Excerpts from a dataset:
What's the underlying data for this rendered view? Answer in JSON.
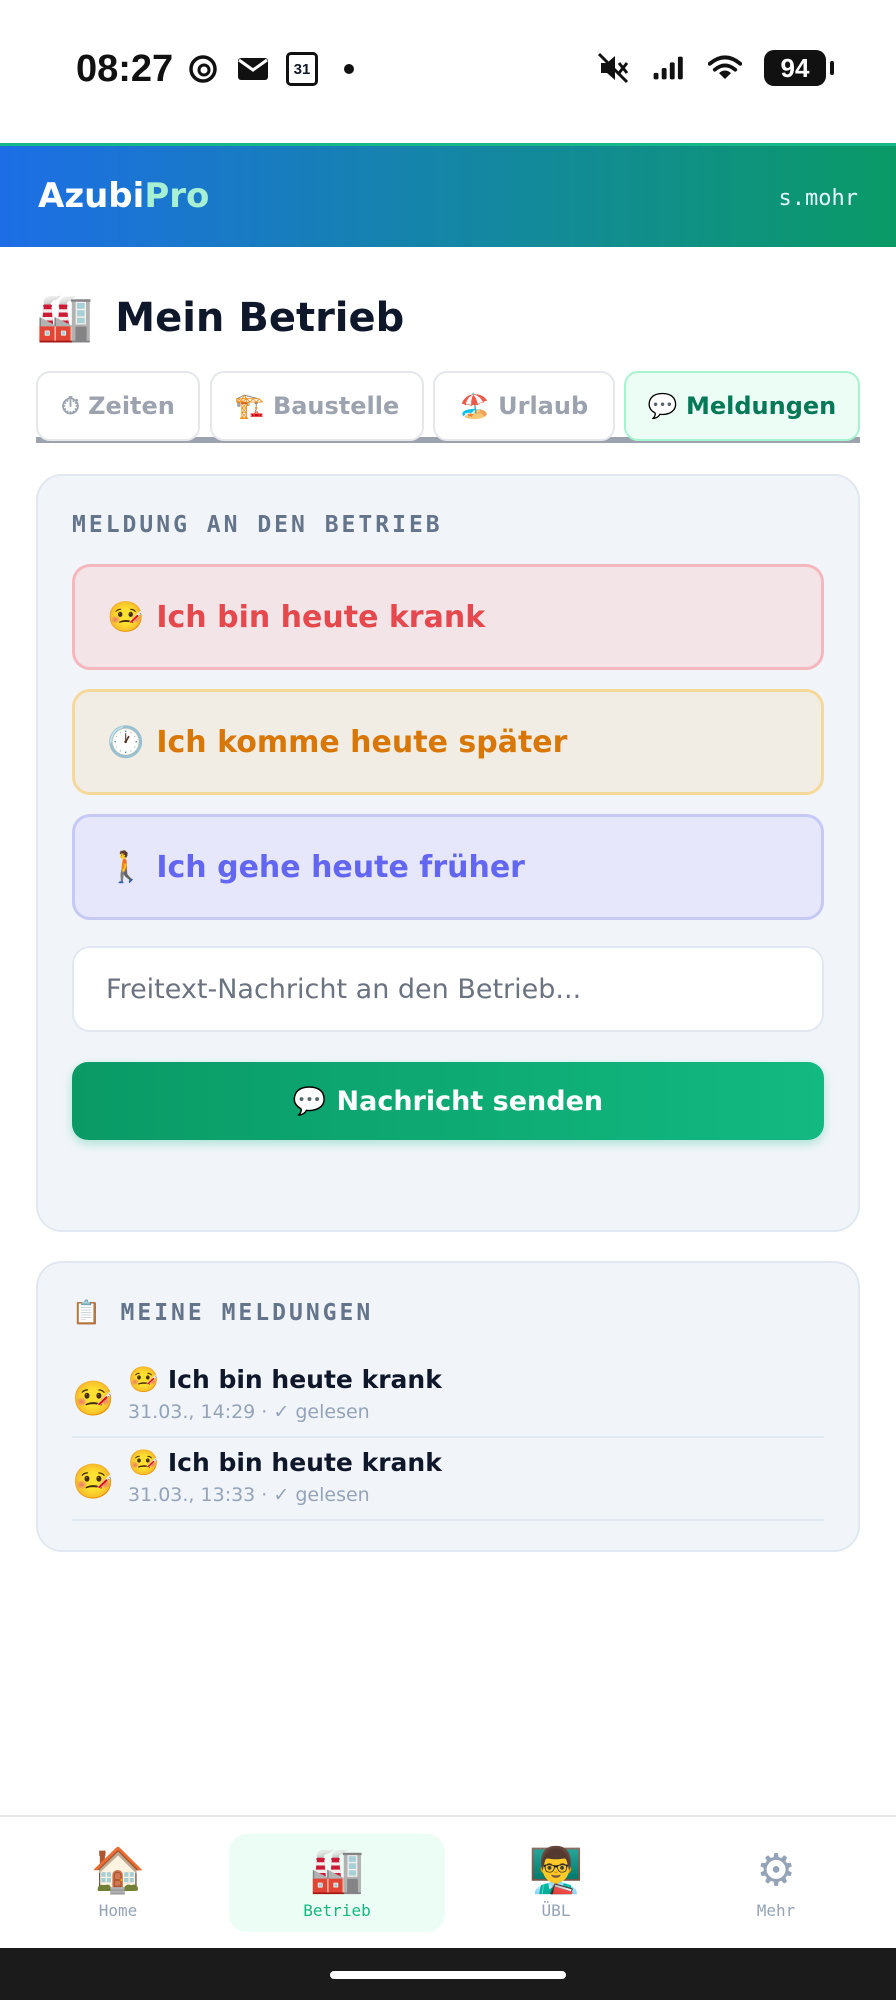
{
  "status_bar": {
    "time": "08:27",
    "calendar_day": "31",
    "battery": "94",
    "icons": [
      "threads-icon",
      "mail-icon",
      "calendar-icon",
      "dot-icon",
      "mute-icon",
      "signal-icon",
      "wifi-icon",
      "battery-icon"
    ]
  },
  "header": {
    "brand_main": "Azubi",
    "brand_accent": "Pro",
    "user": "s.mohr"
  },
  "page": {
    "title_emoji": "🏭",
    "title": "Mein Betrieb"
  },
  "tabs": [
    {
      "label": "⏱ Zeiten",
      "active": false
    },
    {
      "label": "🏗️ Baustelle",
      "active": false
    },
    {
      "label": "🏖️ Urlaub",
      "active": false
    },
    {
      "label": "💬 Meldungen",
      "active": true
    }
  ],
  "report": {
    "section_label": "MELDUNG AN DEN BETRIEB",
    "buttons": [
      {
        "emoji": "🤒",
        "label": "Ich bin heute krank"
      },
      {
        "emoji": "🕐",
        "label": "Ich komme heute später"
      },
      {
        "emoji": "🚶",
        "label": "Ich gehe heute früher"
      }
    ],
    "freetext_placeholder": "Freitext-Nachricht an den Betrieb...",
    "send_emoji": "💬",
    "send_label": "Nachricht senden"
  },
  "my_reports": {
    "section_emoji": "📋",
    "section_label": "MEINE MELDUNGEN",
    "items": [
      {
        "avatar": "🤒",
        "title": "🤒 Ich bin heute krank",
        "meta": "31.03., 14:29 · ✓ gelesen"
      },
      {
        "avatar": "🤒",
        "title": "🤒 Ich bin heute krank",
        "meta": "31.03., 13:33 · ✓ gelesen"
      }
    ]
  },
  "bottom_nav": [
    {
      "icon": "🏠",
      "label": "Home",
      "active": false
    },
    {
      "icon": "🏭",
      "label": "Betrieb",
      "active": true
    },
    {
      "icon": "👨‍🏫",
      "label": "ÜBL",
      "active": false
    },
    {
      "icon": "⚙",
      "label": "Mehr",
      "active": false
    }
  ],
  "colors": {
    "brand_gradient_start": "#1d6ee6",
    "brand_gradient_end": "#0a9a66",
    "accent_green": "#10b981",
    "krank_red": "#e5484d",
    "spaeter_orange": "#d97706",
    "frueher_indigo": "#6366f1"
  }
}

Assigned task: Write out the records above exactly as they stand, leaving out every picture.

Answer area:
What's the underlying data for this rendered view? Answer in JSON.
{
  "status_bar": {
    "time": "08:27",
    "calendar_day": "31",
    "battery": "94",
    "icons": [
      "threads-icon",
      "mail-icon",
      "calendar-icon",
      "dot-icon",
      "mute-icon",
      "signal-icon",
      "wifi-icon",
      "battery-icon"
    ]
  },
  "header": {
    "brand_main": "Azubi",
    "brand_accent": "Pro",
    "user": "s.mohr"
  },
  "page": {
    "title_emoji": "🏭",
    "title": "Mein Betrieb"
  },
  "tabs": [
    {
      "label": "⏱ Zeiten",
      "active": false
    },
    {
      "label": "🏗️ Baustelle",
      "active": false
    },
    {
      "label": "🏖️ Urlaub",
      "active": false
    },
    {
      "label": "💬 Meldungen",
      "active": true
    }
  ],
  "report": {
    "section_label": "MELDUNG AN DEN BETRIEB",
    "buttons": [
      {
        "emoji": "🤒",
        "label": "Ich bin heute krank"
      },
      {
        "emoji": "🕐",
        "label": "Ich komme heute später"
      },
      {
        "emoji": "🚶",
        "label": "Ich gehe heute früher"
      }
    ],
    "freetext_placeholder": "Freitext-Nachricht an den Betrieb...",
    "send_emoji": "💬",
    "send_label": "Nachricht senden"
  },
  "my_reports": {
    "section_emoji": "📋",
    "section_label": "MEINE MELDUNGEN",
    "items": [
      {
        "avatar": "🤒",
        "title": "🤒 Ich bin heute krank",
        "meta": "31.03., 14:29 · ✓ gelesen"
      },
      {
        "avatar": "🤒",
        "title": "🤒 Ich bin heute krank",
        "meta": "31.03., 13:33 · ✓ gelesen"
      }
    ]
  },
  "bottom_nav": [
    {
      "icon": "🏠",
      "label": "Home",
      "active": false
    },
    {
      "icon": "🏭",
      "label": "Betrieb",
      "active": true
    },
    {
      "icon": "👨‍🏫",
      "label": "ÜBL",
      "active": false
    },
    {
      "icon": "⚙",
      "label": "Mehr",
      "active": false
    }
  ],
  "colors": {
    "brand_gradient_start": "#1d6ee6",
    "brand_gradient_end": "#0a9a66",
    "accent_green": "#10b981",
    "krank_red": "#e5484d",
    "spaeter_orange": "#d97706",
    "frueher_indigo": "#6366f1"
  }
}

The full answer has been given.